Excerpts from an interface dataset

+ + + +

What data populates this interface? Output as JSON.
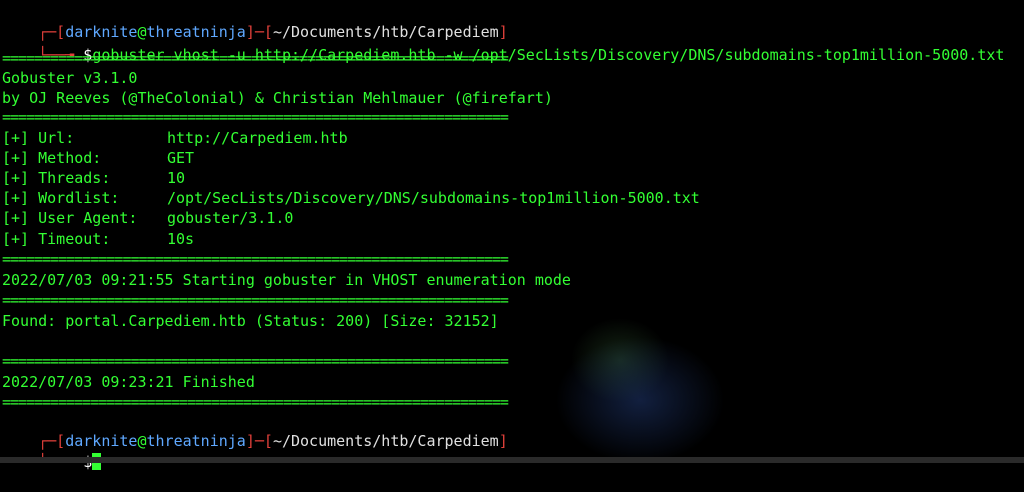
{
  "prompt1": {
    "open": "┌─[",
    "user": "darknite",
    "at": "@",
    "host": "threatninja",
    "mid": "]─[",
    "path": "~/Documents/htb/Carpediem",
    "close": "]",
    "line2": "└──╼ ",
    "dollar": "$",
    "command": "gobuster vhost -u http://Carpediem.htb -w /opt/SecLists/Discovery/DNS/subdomains-top1million-5000.txt"
  },
  "separator": "===============================================================",
  "banner": {
    "title": "Gobuster v3.1.0",
    "authors": "by OJ Reeves (@TheColonial) & Christian Mehlmauer (@firefart)"
  },
  "config": [
    {
      "key": "[+] Url:",
      "value": "http://Carpediem.htb"
    },
    {
      "key": "[+] Method:",
      "value": "GET"
    },
    {
      "key": "[+] Threads:",
      "value": "10"
    },
    {
      "key": "[+] Wordlist:",
      "value": "/opt/SecLists/Discovery/DNS/subdomains-top1million-5000.txt"
    },
    {
      "key": "[+] User Agent:",
      "value": "gobuster/3.1.0"
    },
    {
      "key": "[+] Timeout:",
      "value": "10s"
    }
  ],
  "start_line": "2022/07/03 09:21:55 Starting gobuster in VHOST enumeration mode",
  "found_line": "Found: portal.Carpediem.htb (Status: 200) [Size: 32152]",
  "finish_line": "2022/07/03 09:23:21 Finished",
  "prompt2": {
    "open": "┌─[",
    "user": "darknite",
    "at": "@",
    "host": "threatninja",
    "mid": "]─[",
    "path": "~/Documents/htb/Carpediem",
    "close": "]",
    "line2": "└──╼ ",
    "dollar": "$"
  }
}
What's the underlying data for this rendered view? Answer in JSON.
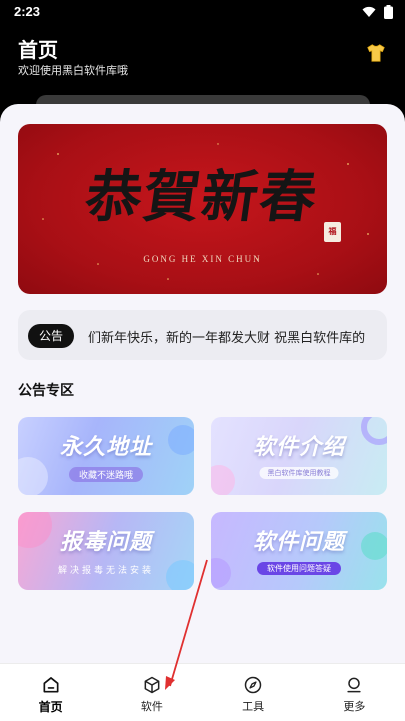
{
  "status_bar": {
    "time": "2:23"
  },
  "header": {
    "title": "首页",
    "subtitle": "欢迎使用黑白软件库哦"
  },
  "banner": {
    "main_text": "恭賀新春",
    "pinyin": "GONG HE XIN CHUN",
    "seal": "福"
  },
  "notice": {
    "badge": "公告",
    "text": "们新年快乐，新的一年都发大财 祝黑白软件库的"
  },
  "section": {
    "title": "公告专区"
  },
  "tiles": [
    {
      "title": "永久地址",
      "subtitle": "收藏不迷路哦"
    },
    {
      "title": "软件介绍",
      "subtitle": "黑白软件库使用教程"
    },
    {
      "title": "报毒问题",
      "subtitle": "解决报毒无法安装"
    },
    {
      "title": "软件问题",
      "subtitle": "软件使用问题答疑"
    }
  ],
  "tabs": [
    {
      "label": "首页",
      "icon": "home-icon",
      "active": true
    },
    {
      "label": "软件",
      "icon": "cube-icon"
    },
    {
      "label": "工具",
      "icon": "compass-icon"
    },
    {
      "label": "更多",
      "icon": "user-icon"
    }
  ],
  "colors": {
    "accent": "#111111",
    "banner_red": "#b5121a",
    "annotation_arrow": "#e03030"
  }
}
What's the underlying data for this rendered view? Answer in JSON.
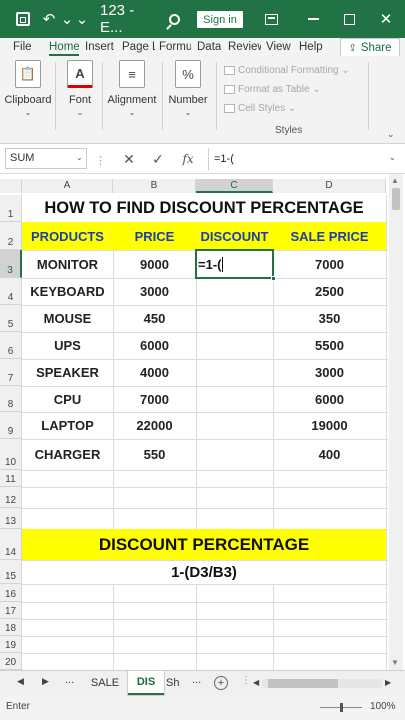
{
  "titlebar": {
    "document_title": "123 - E...",
    "signin_label": "Sign in",
    "close_glyph": "✕",
    "undo_glyph": "↶",
    "dropdown_glyph": "⌄",
    "more_glyph": "⌄"
  },
  "ribbon_tabs": [
    {
      "label": "File"
    },
    {
      "label": "Home"
    },
    {
      "label": "Insert"
    },
    {
      "label": "Page L"
    },
    {
      "label": "Formu"
    },
    {
      "label": "Data"
    },
    {
      "label": "Review"
    },
    {
      "label": "View"
    },
    {
      "label": "Help"
    }
  ],
  "share": {
    "label": "Share",
    "icon": "share-icon"
  },
  "ribbon": {
    "groups": [
      {
        "label": "Clipboard",
        "icon": "clipboard-icon",
        "glyph": "📋"
      },
      {
        "label": "Font",
        "icon": "font-icon",
        "glyph": "A"
      },
      {
        "label": "Alignment",
        "icon": "alignment-icon",
        "glyph": "≡"
      },
      {
        "label": "Number",
        "icon": "percent-icon",
        "glyph": "%"
      }
    ],
    "styles": {
      "conditional_formatting": "Conditional Formatting ⌄",
      "format_as_table": "Format as Table ⌄",
      "cell_styles": "Cell Styles ⌄",
      "group_label": "Styles"
    }
  },
  "formula_bar": {
    "name_box": "SUM",
    "cancel_glyph": "✕",
    "enter_glyph": "✓",
    "fx_label": "fx",
    "formula": "=1-("
  },
  "columns": [
    "A",
    "B",
    "C",
    "D"
  ],
  "rows": [
    "1",
    "2",
    "3",
    "4",
    "5",
    "6",
    "7",
    "8",
    "9",
    "10",
    "11",
    "12",
    "13",
    "14",
    "15",
    "16",
    "17",
    "18",
    "19",
    "20"
  ],
  "sheet": {
    "title": "HOW TO FIND DISCOUNT PERCENTAGE",
    "headers": [
      "PRODUCTS",
      "PRICE",
      "DISCOUNT",
      "SALE PRICE"
    ],
    "data": [
      {
        "product": "MONITOR",
        "price": "9000",
        "discount": "=1-(",
        "sale_price": "7000"
      },
      {
        "product": "KEYBOARD",
        "price": "3000",
        "discount": "",
        "sale_price": "2500"
      },
      {
        "product": "MOUSE",
        "price": "450",
        "discount": "",
        "sale_price": "350"
      },
      {
        "product": "UPS",
        "price": "6000",
        "discount": "",
        "sale_price": "5500"
      },
      {
        "product": "SPEAKER",
        "price": "4000",
        "discount": "",
        "sale_price": "3000"
      },
      {
        "product": "CPU",
        "price": "7000",
        "discount": "",
        "sale_price": "6000"
      },
      {
        "product": "LAPTOP",
        "price": "22000",
        "discount": "",
        "sale_price": "19000"
      },
      {
        "product": "CHARGER",
        "price": "550",
        "discount": "",
        "sale_price": "400"
      }
    ],
    "banner": "DISCOUNT PERCENTAGE",
    "banner_formula": "1-(D3/B3)",
    "highlight_color": "#ffff00",
    "header_text_color": "#1a3fa8"
  },
  "sheet_tabs": {
    "prev_glyph": "◀",
    "next_glyph": "▶",
    "more_left": "...",
    "tabs": [
      {
        "label": "SALE"
      },
      {
        "label": "DIS"
      },
      {
        "label": "Sh"
      }
    ],
    "more_right": "...",
    "add_glyph": "+"
  },
  "status": {
    "mode": "Enter",
    "zoom": "100%"
  },
  "colors": {
    "accent": "#217346"
  }
}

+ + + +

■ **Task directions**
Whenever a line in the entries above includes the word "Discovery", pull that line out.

■ **Response below**
    "command": "gobuster vhost -u http://Carpediem.htb -w /opt/SecLists/Discovery/DNS/subdomains-top1million-5000.txt"
      "value": "/opt/SecLists/Discovery/DNS/subdomains-top1million-5000.txt"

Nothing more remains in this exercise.